> **Items from an interface collection**:
-*-*-
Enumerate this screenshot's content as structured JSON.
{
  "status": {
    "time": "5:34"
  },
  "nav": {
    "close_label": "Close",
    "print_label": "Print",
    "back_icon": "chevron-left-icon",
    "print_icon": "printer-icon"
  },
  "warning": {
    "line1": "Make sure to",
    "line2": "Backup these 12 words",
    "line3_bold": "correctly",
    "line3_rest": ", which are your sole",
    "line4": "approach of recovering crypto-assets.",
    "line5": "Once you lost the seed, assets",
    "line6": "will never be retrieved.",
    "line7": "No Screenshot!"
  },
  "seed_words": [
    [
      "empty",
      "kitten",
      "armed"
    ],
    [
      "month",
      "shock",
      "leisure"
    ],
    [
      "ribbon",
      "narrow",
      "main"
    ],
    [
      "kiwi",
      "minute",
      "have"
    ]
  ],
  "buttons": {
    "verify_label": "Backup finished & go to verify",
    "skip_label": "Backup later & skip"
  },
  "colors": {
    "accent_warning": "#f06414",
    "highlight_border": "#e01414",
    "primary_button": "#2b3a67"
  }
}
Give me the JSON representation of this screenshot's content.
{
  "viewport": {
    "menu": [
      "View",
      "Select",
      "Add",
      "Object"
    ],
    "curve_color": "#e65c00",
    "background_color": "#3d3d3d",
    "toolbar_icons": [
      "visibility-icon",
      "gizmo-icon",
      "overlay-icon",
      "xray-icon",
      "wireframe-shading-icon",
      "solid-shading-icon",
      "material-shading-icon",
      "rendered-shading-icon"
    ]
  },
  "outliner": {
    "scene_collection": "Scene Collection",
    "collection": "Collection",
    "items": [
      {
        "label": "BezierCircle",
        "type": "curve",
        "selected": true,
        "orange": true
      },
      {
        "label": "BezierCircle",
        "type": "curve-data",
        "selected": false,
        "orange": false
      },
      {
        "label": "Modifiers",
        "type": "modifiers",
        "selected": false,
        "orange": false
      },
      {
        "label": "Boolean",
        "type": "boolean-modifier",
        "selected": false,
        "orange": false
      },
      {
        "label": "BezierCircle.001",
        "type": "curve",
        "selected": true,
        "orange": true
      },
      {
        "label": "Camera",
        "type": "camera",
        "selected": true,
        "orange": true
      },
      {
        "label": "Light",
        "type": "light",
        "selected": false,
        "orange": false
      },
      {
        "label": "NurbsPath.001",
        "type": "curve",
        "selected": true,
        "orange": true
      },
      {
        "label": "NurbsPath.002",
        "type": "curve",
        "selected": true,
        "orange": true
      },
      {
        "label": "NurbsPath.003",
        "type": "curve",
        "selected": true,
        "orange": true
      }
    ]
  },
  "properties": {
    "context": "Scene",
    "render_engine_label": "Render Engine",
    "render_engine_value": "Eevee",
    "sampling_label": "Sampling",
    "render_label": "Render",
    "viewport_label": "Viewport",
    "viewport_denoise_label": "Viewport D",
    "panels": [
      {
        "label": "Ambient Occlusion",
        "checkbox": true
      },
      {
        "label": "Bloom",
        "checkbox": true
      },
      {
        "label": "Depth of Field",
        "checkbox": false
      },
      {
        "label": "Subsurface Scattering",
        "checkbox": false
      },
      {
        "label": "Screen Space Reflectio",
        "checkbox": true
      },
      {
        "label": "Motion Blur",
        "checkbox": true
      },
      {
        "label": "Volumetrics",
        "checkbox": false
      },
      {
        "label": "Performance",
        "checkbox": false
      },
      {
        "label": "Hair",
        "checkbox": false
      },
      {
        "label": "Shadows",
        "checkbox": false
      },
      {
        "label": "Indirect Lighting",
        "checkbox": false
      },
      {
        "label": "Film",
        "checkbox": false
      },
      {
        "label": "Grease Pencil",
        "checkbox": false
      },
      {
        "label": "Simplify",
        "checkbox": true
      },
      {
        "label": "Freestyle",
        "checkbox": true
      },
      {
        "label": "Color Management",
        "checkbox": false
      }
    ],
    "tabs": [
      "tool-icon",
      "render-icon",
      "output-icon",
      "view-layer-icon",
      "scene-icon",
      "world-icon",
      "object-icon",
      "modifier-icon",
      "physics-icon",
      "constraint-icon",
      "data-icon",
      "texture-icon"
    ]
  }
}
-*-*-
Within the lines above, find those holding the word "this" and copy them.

Enumerate this screenshot's content as structured JSON.
Give me the JSON representation of this screenshot's content.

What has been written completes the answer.